What is Diabetes?
Diabetes occurs when the body can no longer produce insulin or cannot make good use of the insulin it creates. Insulin is essential for the body to utilise glucose from food for energy. Not being able to produce insulin or use it effectively leads to raised glucose levels in the blood, known as hyperglycaemia. Over the long term, high glucose levels are associated with damage to the body and failure of various organs and tissues.
Type 1 diabetes results from an auto-immune disorder where the body’s defence system attacks the insulin-producing cells in the pancreas, resulting in an inability to produce insulin. Type 2 diabetes develops from environmental, lifestyle, and genetic predisposition factors. People with Type 2 diabetes have insulin; however, they do not have enough for the body to function adequately.
The largest diabetes epidemic
An estimated 260 million people will be living with diabetes in Asia Pacific by 2045.
Asia Pacific has over one third of the world’s total population living with diabetes.
We're Addressing the Challenges of Invasive Glucose Monitoring
Glucose monitoring is critical for people living with diabetes to sustain good health. Currently, the only approved methods for testing glucose levels are painful and invasive. As a result, many people with diabetes do not test as often as clinically recommended, increasing the risk of complications.
Download our industry paper to learn more on:
- the challenges of current glucose monitoring technologies

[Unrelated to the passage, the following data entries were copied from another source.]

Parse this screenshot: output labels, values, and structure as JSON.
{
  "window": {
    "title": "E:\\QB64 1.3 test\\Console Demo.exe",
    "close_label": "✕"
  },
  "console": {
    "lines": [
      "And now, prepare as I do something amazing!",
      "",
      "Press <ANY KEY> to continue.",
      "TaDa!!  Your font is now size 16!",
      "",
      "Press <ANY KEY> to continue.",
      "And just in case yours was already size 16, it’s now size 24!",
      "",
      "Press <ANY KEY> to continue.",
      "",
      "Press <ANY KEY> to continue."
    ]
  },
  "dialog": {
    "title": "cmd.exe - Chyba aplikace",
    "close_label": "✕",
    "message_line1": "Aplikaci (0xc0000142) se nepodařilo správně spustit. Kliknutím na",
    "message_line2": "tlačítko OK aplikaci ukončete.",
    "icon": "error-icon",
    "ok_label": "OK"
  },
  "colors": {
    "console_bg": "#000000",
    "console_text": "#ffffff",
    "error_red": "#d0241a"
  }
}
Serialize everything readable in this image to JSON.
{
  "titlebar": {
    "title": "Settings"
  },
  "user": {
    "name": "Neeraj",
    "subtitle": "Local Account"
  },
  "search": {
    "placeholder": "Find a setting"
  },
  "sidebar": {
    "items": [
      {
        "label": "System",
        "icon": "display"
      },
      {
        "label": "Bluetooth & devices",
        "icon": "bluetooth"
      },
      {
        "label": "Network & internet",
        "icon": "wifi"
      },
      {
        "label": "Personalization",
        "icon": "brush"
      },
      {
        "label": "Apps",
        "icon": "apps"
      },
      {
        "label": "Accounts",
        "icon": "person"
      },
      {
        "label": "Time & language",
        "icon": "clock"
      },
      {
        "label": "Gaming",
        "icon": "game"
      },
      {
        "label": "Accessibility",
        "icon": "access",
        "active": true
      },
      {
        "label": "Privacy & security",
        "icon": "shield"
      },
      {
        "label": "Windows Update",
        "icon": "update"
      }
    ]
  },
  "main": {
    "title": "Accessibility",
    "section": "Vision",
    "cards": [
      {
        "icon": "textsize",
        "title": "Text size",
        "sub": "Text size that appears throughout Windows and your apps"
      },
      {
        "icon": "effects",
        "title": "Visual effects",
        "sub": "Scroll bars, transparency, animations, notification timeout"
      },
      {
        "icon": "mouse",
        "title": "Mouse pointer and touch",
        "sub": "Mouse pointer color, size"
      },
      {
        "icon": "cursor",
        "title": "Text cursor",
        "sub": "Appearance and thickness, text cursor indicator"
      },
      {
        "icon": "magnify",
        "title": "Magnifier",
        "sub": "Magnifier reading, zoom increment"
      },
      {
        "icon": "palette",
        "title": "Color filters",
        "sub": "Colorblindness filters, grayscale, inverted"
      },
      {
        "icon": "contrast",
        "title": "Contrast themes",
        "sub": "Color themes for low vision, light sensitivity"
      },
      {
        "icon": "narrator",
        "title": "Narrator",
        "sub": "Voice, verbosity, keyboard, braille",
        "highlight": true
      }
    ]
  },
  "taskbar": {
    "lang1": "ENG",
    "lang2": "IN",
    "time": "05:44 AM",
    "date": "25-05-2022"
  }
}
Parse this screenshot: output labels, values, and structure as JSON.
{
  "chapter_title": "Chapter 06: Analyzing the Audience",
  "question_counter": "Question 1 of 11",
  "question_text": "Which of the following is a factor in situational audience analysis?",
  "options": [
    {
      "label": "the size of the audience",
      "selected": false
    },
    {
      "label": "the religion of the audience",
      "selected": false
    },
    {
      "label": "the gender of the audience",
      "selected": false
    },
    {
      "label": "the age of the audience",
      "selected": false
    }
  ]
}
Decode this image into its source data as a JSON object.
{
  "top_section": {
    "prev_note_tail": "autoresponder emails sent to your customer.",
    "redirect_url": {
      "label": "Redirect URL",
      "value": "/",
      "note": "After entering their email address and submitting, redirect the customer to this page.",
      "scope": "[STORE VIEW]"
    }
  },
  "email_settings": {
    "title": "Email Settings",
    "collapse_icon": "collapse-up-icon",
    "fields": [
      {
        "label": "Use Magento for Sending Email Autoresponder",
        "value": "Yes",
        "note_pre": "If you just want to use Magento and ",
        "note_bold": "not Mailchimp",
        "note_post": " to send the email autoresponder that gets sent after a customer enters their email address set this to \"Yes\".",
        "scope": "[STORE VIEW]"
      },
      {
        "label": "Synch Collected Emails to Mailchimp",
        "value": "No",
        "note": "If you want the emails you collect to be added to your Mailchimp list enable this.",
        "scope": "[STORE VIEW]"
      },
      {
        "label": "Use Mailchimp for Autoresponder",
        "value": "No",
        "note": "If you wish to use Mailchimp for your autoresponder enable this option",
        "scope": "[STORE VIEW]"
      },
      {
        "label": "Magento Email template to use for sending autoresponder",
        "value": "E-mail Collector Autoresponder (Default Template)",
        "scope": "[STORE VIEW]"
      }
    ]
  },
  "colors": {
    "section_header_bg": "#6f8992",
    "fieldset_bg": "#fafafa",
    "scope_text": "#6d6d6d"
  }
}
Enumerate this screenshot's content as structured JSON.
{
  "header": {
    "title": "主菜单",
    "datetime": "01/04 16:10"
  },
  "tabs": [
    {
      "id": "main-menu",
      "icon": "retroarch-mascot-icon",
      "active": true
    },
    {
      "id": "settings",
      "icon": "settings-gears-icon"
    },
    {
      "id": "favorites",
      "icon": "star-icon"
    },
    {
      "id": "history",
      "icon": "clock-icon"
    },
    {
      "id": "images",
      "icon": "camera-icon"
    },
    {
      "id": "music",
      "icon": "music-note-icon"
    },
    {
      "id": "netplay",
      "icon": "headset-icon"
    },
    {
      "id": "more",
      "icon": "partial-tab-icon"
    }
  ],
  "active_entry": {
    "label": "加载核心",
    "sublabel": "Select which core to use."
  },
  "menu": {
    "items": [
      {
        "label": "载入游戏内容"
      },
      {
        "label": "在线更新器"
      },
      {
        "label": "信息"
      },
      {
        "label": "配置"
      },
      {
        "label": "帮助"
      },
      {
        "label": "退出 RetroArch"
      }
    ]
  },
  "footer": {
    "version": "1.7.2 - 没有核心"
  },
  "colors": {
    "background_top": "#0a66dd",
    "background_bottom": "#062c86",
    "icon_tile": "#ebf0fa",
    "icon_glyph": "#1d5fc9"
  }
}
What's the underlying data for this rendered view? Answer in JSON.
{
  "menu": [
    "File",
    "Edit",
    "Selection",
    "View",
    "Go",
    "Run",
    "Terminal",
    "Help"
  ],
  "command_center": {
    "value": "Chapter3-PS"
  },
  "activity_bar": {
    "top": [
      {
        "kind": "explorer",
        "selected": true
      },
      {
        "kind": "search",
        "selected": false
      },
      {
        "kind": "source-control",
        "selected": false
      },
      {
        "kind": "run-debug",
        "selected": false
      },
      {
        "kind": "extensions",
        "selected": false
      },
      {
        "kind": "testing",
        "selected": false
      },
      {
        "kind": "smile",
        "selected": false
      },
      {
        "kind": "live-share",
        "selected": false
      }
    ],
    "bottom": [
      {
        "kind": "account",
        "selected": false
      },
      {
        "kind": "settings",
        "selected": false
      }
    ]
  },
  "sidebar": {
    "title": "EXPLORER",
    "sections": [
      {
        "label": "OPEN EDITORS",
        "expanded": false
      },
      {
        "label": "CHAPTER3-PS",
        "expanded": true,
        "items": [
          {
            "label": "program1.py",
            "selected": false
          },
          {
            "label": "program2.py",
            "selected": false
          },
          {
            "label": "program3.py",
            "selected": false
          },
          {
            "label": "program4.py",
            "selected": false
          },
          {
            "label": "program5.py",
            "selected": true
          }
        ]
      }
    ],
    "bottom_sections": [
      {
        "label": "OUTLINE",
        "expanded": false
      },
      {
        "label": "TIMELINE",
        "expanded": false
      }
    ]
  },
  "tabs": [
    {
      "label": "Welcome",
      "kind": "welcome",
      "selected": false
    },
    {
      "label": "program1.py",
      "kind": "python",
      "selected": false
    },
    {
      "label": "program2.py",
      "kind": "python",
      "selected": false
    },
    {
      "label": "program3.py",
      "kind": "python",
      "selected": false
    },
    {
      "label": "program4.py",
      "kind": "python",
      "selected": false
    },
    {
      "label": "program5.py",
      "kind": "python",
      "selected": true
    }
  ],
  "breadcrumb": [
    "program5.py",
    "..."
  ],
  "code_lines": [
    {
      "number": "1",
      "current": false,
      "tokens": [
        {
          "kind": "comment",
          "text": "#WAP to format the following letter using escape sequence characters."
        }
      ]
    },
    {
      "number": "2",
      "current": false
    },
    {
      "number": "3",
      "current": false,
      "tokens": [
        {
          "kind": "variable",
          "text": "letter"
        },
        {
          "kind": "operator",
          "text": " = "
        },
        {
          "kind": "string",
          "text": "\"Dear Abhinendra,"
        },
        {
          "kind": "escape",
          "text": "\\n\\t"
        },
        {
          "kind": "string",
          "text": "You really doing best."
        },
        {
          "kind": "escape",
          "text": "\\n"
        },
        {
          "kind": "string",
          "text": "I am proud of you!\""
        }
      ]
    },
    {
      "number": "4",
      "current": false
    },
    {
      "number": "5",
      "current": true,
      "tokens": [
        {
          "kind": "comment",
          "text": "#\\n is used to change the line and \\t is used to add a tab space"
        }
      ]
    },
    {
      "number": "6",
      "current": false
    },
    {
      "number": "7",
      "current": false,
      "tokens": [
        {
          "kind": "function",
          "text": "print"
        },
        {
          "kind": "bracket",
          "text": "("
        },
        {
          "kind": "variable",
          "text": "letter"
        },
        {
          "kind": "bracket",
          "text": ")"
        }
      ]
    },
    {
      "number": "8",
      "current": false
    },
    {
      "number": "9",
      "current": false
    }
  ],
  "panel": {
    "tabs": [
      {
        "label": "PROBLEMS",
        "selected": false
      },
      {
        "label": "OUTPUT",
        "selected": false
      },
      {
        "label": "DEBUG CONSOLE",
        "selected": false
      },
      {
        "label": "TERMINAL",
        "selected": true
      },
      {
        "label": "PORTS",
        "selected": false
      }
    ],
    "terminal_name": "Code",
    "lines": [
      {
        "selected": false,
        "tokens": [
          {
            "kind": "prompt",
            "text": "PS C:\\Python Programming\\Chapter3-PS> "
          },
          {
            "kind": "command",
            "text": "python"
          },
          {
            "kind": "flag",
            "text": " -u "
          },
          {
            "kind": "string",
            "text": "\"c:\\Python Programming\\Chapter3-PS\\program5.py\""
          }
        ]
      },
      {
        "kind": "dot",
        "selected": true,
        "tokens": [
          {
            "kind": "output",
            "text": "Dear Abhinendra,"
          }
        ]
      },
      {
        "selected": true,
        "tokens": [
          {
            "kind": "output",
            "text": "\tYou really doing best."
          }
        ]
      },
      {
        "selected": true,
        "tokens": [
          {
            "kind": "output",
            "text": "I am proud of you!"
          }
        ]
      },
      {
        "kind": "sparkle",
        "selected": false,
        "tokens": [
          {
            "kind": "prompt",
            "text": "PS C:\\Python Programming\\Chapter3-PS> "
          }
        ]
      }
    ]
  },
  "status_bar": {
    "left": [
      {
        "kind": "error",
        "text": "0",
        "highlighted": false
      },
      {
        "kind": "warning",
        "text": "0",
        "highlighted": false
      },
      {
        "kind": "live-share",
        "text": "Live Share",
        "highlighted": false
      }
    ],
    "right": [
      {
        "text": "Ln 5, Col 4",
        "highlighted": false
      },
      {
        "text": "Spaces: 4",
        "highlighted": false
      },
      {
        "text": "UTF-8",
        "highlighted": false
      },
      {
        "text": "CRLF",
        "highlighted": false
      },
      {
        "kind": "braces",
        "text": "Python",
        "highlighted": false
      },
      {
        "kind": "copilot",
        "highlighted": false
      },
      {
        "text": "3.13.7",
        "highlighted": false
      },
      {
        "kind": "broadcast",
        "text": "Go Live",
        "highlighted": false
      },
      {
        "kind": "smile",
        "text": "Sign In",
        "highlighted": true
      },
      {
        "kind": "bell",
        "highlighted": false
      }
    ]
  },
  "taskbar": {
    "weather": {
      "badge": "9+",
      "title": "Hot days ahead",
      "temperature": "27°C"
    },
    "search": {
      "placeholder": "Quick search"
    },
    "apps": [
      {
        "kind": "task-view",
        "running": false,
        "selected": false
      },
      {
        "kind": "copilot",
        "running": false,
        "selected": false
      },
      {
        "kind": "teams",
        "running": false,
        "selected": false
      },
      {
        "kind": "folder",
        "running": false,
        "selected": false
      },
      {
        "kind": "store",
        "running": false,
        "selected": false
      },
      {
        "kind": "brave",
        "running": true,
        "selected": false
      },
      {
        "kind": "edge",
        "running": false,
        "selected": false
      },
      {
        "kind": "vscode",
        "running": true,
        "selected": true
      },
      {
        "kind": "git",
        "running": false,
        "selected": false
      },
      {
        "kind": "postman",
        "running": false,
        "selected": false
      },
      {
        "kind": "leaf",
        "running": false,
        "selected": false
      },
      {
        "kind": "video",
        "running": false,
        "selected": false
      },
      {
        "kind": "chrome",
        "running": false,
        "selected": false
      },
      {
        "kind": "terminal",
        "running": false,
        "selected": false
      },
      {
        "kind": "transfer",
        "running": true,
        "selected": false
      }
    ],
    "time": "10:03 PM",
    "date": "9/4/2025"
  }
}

- the urgent need for non-invasive glucose monitoring
- how non-invasive glucose monitoring will help millions of people with diabetes